Super Wolves Mutation Spotted in Chernobyl Could Benefit Humans Too

Super Wolves Mutation Spotted in Chernobyl Could Benefit Humans Too

Chernobyl experienced the worst nuclear disaster in history on April 26, 1986. The reactor exploded after a failed safety test causing the surrounding area, including the neighboring town of Pripyat, to be uninhabitable due to high radioactivity levels. This area, also known as the ‘forbidden zone’, has been taken over by nature since it was abandoned.

Despite the inhabitable conditions for humans, many animals like boars, deer, moose, and wolves thrive in the area around the exploded nuclear reactor. American biologist Cara Love discovered that the wolves living near Chernobyl have evolved to survive in the radioactive environment.

Similar to cancer patients

The area where the wolves are located has a radioactive radiation of 11.28 millirems, which is six times more than the human safety limit. However, the wolves have adapted to these conditions over several generations. Love suggests that the wolves’ immune system is comparable to cancer patients undergoing radiation, and they may have even developed genes that are resilient to an increased risk of cancer. This was investigated using collars on the wolves that provided real-time measurements of their location and the amount of radiation they are exposed to.

The dome around the reactor ensures that no more radioactivity is released. — © evb

This research could potentially contribute to the study of how gene mutations in humans can increase the chance of surviving cancer. It could change the script of known gene mutations.

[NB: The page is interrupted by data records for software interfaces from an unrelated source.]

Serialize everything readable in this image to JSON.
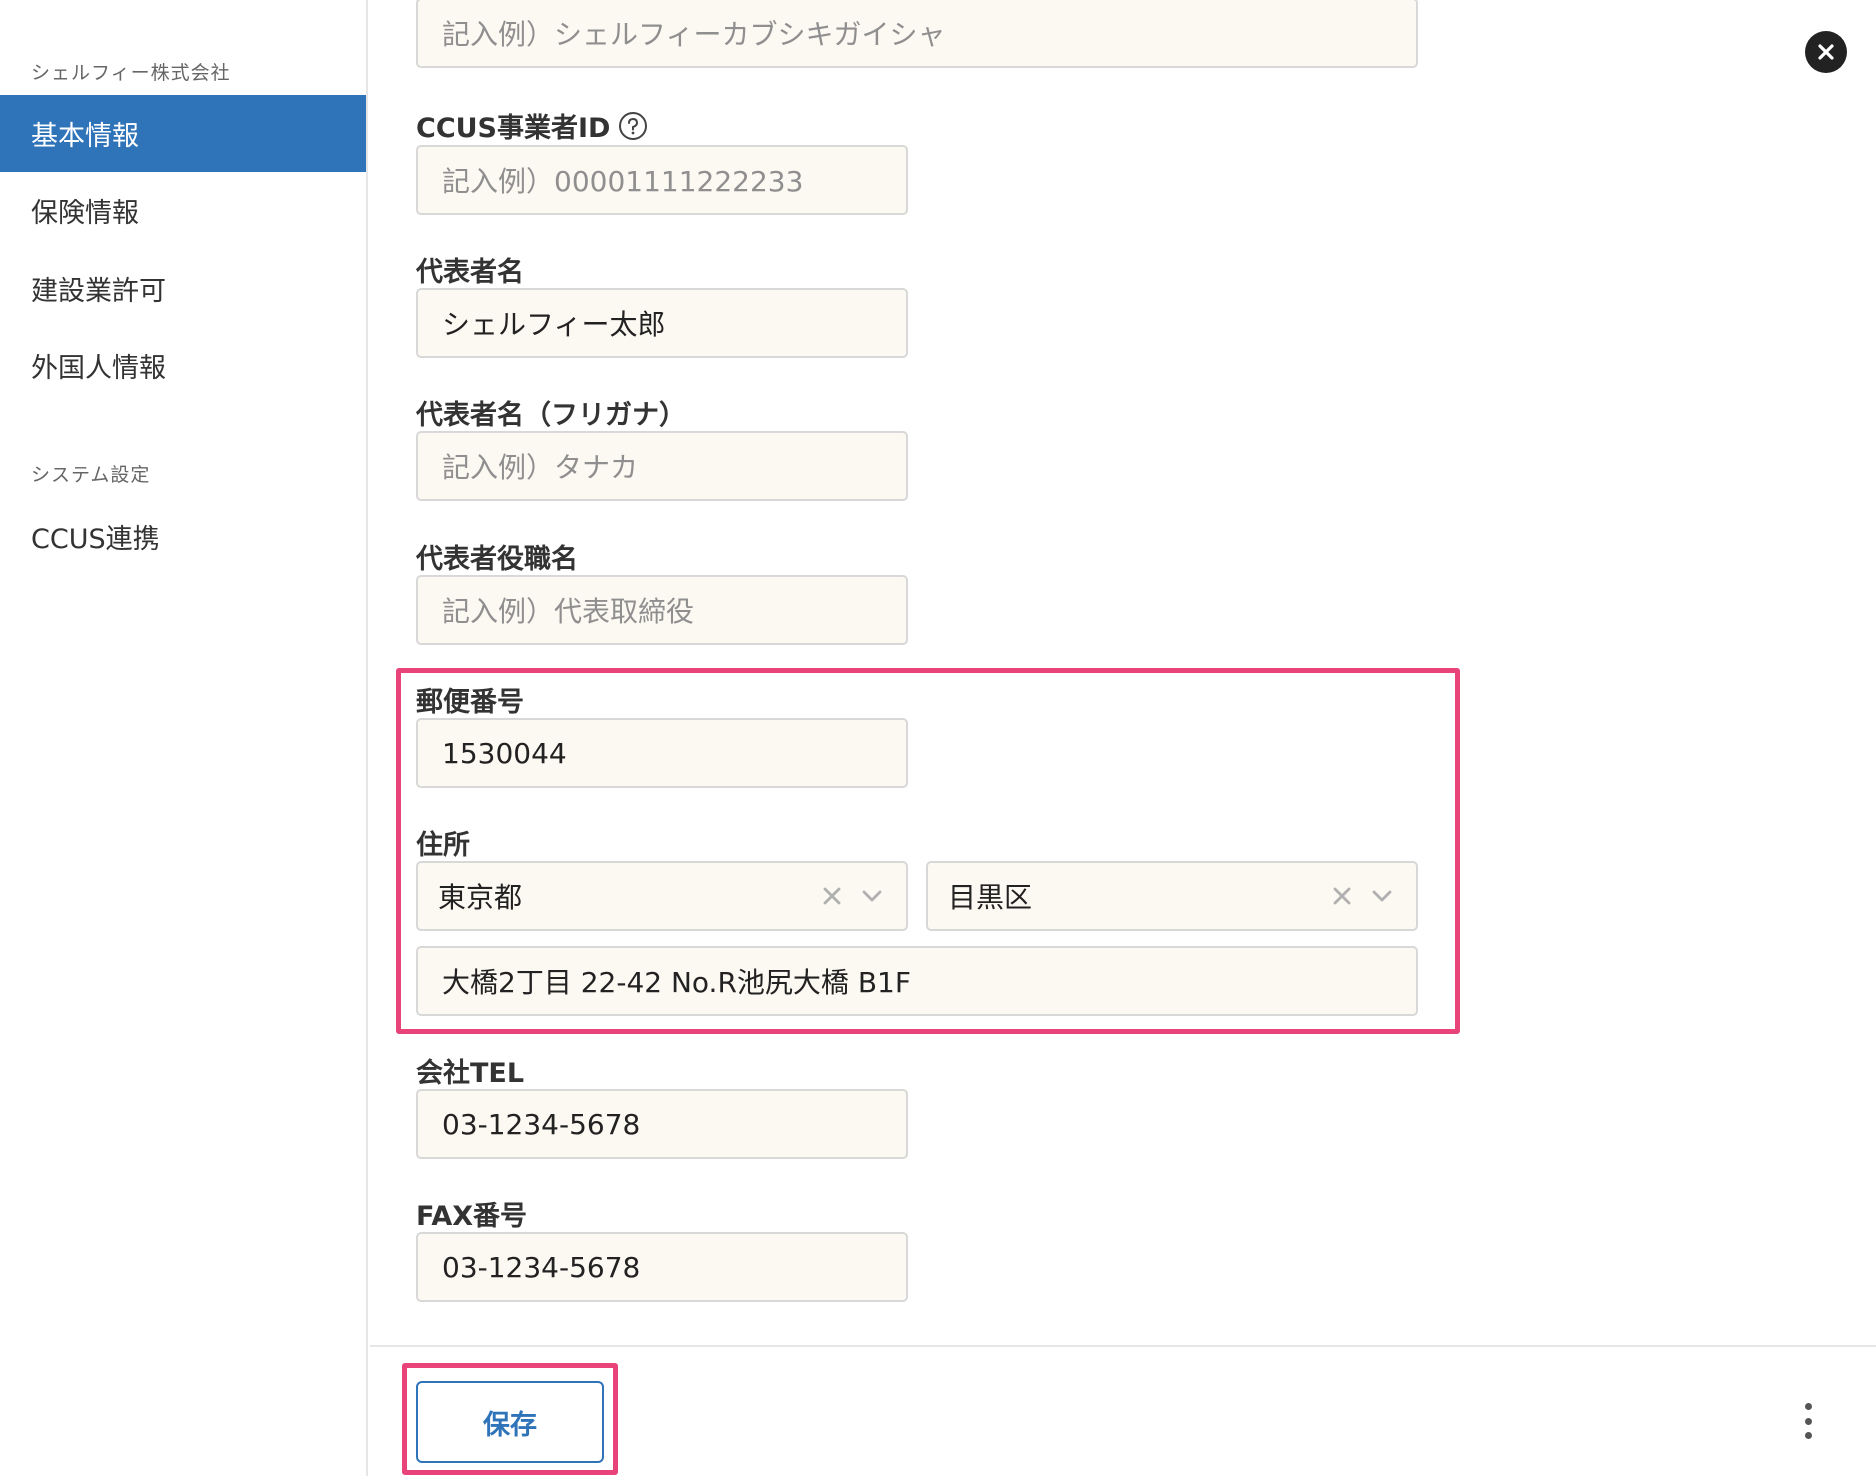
{
  "sidebar": {
    "company_label": "シェルフィー株式会社",
    "items": [
      {
        "label": "基本情報",
        "active": true
      },
      {
        "label": "保険情報",
        "active": false
      },
      {
        "label": "建設業許可",
        "active": false
      },
      {
        "label": "外国人情報",
        "active": false
      }
    ],
    "system_label": "システム設定",
    "system_items": [
      {
        "label": "CCUS連携"
      }
    ]
  },
  "form": {
    "company_kana": {
      "placeholder": "記入例）シェルフィーカブシキガイシャ",
      "value": ""
    },
    "ccus_id": {
      "label": "CCUS事業者ID",
      "placeholder": "記入例）00001111222233",
      "value": ""
    },
    "rep_name": {
      "label": "代表者名",
      "value": "シェルフィー太郎"
    },
    "rep_kana": {
      "label": "代表者名（フリガナ）",
      "placeholder": "記入例）タナカ",
      "value": ""
    },
    "rep_title": {
      "label": "代表者役職名",
      "placeholder": "記入例）代表取締役",
      "value": ""
    },
    "postal_code": {
      "label": "郵便番号",
      "value": "1530044"
    },
    "address": {
      "label": "住所",
      "prefecture": "東京都",
      "city": "目黒区",
      "street": "大橋2丁目 22-42 No.R池尻大橋 B1F"
    },
    "tel": {
      "label": "会社TEL",
      "value": "03-1234-5678"
    },
    "fax": {
      "label": "FAX番号",
      "value": "03-1234-5678"
    }
  },
  "footer": {
    "save_label": "保存"
  },
  "colors": {
    "accent": "#2f73b9",
    "highlight": "#e8447a",
    "input_bg": "#fcf8f2"
  },
  "icons": {
    "close": "close-icon",
    "help": "help-icon",
    "clear": "clear-icon",
    "chevron": "chevron-down-icon",
    "more": "more-vertical-icon"
  }
}
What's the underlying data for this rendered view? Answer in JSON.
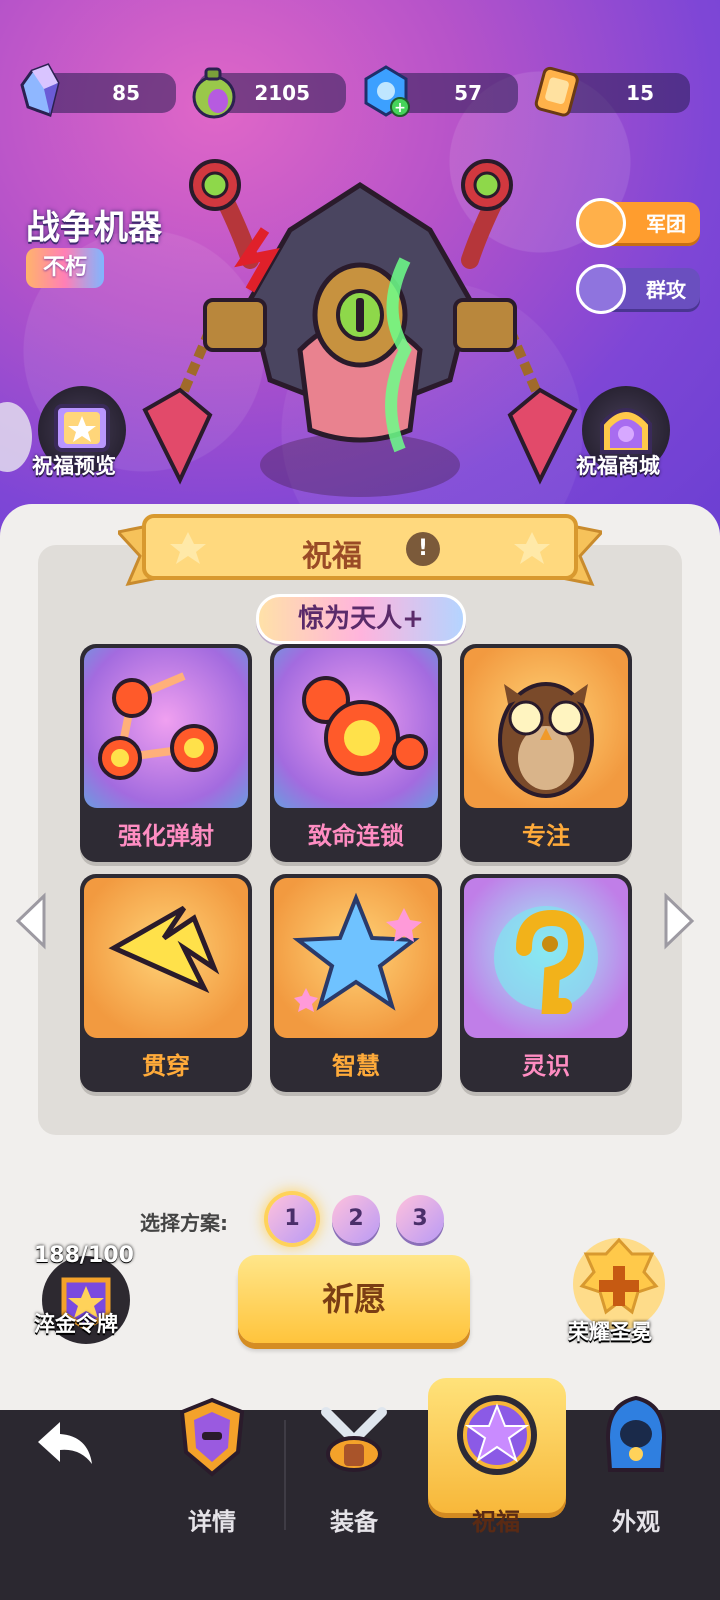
{
  "currencies": [
    {
      "icon": "crystal-icon",
      "value": "85"
    },
    {
      "icon": "potion-icon",
      "value": "2105"
    },
    {
      "icon": "hex-gem-plus-icon",
      "value": "57"
    },
    {
      "icon": "scroll-ticket-icon",
      "value": "15"
    }
  ],
  "boss": {
    "name": "战争机器",
    "rank": "不朽"
  },
  "side_buttons": {
    "legion": "军团",
    "group_attack": "群攻"
  },
  "shortcuts": {
    "blessing_preview": "祝福预览",
    "blessing_shop": "祝福商城"
  },
  "panel": {
    "title": "祝福",
    "info_mark": "!",
    "tier": "惊为天人+",
    "cards": [
      {
        "label": "强化弹射",
        "icon": "bounce-link-icon",
        "style": "purple"
      },
      {
        "label": "致命连锁",
        "icon": "explosion-chain-icon",
        "style": "purple"
      },
      {
        "label": "专注",
        "icon": "owl-icon",
        "style": "orange"
      },
      {
        "label": "贯穿",
        "icon": "piercing-arrow-icon",
        "style": "orange"
      },
      {
        "label": "智慧",
        "icon": "crystal-star-icon",
        "style": "orange"
      },
      {
        "label": "灵识",
        "icon": "golden-spiral-icon",
        "style": "violet"
      }
    ]
  },
  "plan": {
    "label": "选择方案:",
    "options": [
      "1",
      "2",
      "3"
    ],
    "selected": "1"
  },
  "pray_button": "祈愿",
  "token": {
    "count": "188/100",
    "name": "淬金令牌"
  },
  "crown": {
    "name": "荣耀圣冕"
  },
  "nav": {
    "back": "back-arrow-icon",
    "items": [
      {
        "label": "详情",
        "icon": "helmet-shield-icon"
      },
      {
        "label": "装备",
        "icon": "crossed-swords-icon"
      },
      {
        "label": "祝福",
        "icon": "purple-star-icon"
      },
      {
        "label": "外观",
        "icon": "hooded-cloak-icon"
      }
    ],
    "active": "祝福"
  }
}
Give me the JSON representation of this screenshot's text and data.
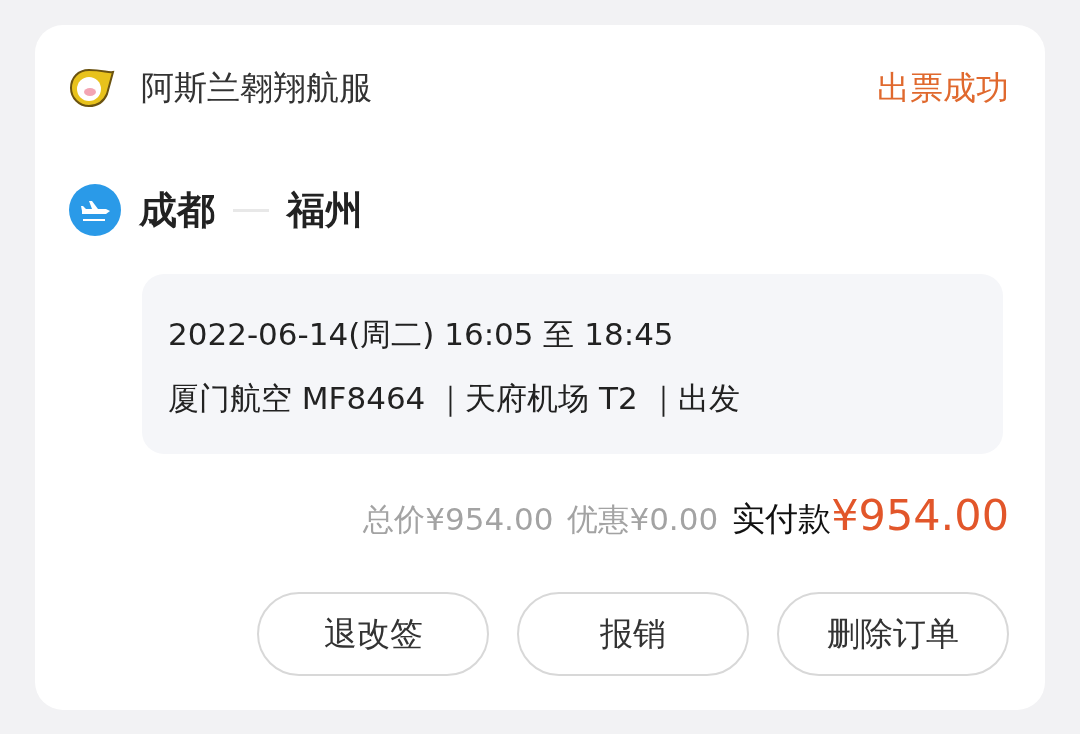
{
  "order": {
    "vendor": "阿斯兰翱翔航服",
    "status": "出票成功",
    "route": {
      "from": "成都",
      "to": "福州"
    },
    "flight_lines": [
      "2022-06-14(周二) 16:05 至 18:45",
      "厦门航空 MF8464 ｜天府机场 T2 ｜出发"
    ],
    "price": {
      "total": "总价¥954.00",
      "discount": "优惠¥0.00",
      "paid_label": "实付款",
      "paid_amount": "¥954.00"
    },
    "buttons": [
      "退改签",
      "报销",
      "删除订单"
    ]
  }
}
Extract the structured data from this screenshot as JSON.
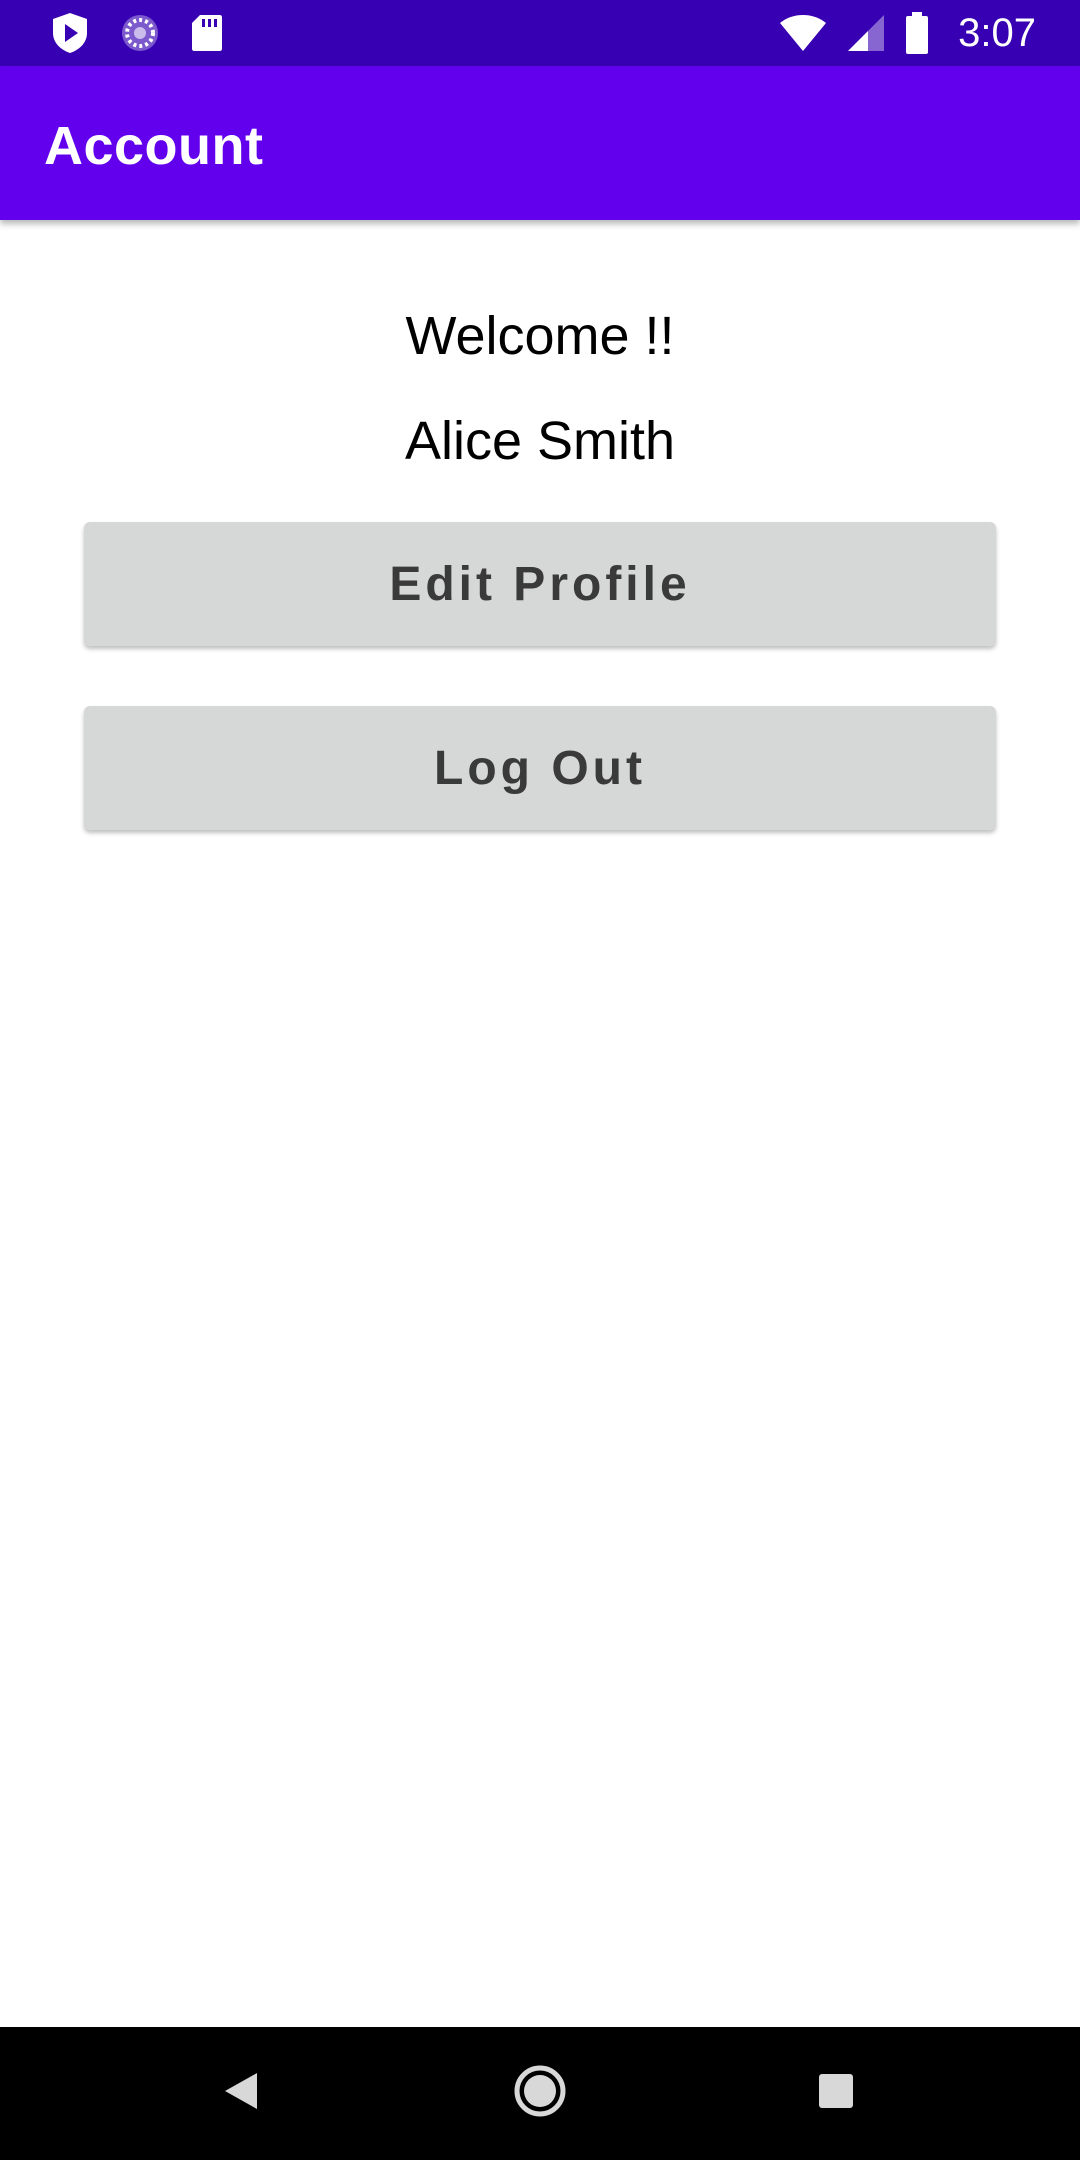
{
  "status_bar": {
    "time": "3:07",
    "icons": [
      "shield-icon",
      "sync-icon",
      "sd-card-icon",
      "wifi-icon",
      "cellular-signal-icon",
      "battery-icon"
    ]
  },
  "app_bar": {
    "title": "Account"
  },
  "content": {
    "welcome_text": "Welcome !!",
    "user_name": "Alice Smith",
    "edit_profile_label": "Edit Profile",
    "log_out_label": "Log Out"
  },
  "navigation": {
    "icons": [
      "back-icon",
      "home-icon",
      "recent-apps-icon"
    ]
  },
  "colors": {
    "status_bar": "#3700b3",
    "app_bar": "#6200ee",
    "button_background": "#d6d7d7",
    "button_text": "#3a3a3a",
    "nav_bar": "#000000"
  }
}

Unfortunately, Love and her team have not been able to enter the ‘forbidden zone’ of Chernobyl in recent years due to the coronavirus and the war between Russia and Ukraine. The safety of the people and employees there is a priority, and it is unclear when she will return to Chernobyl.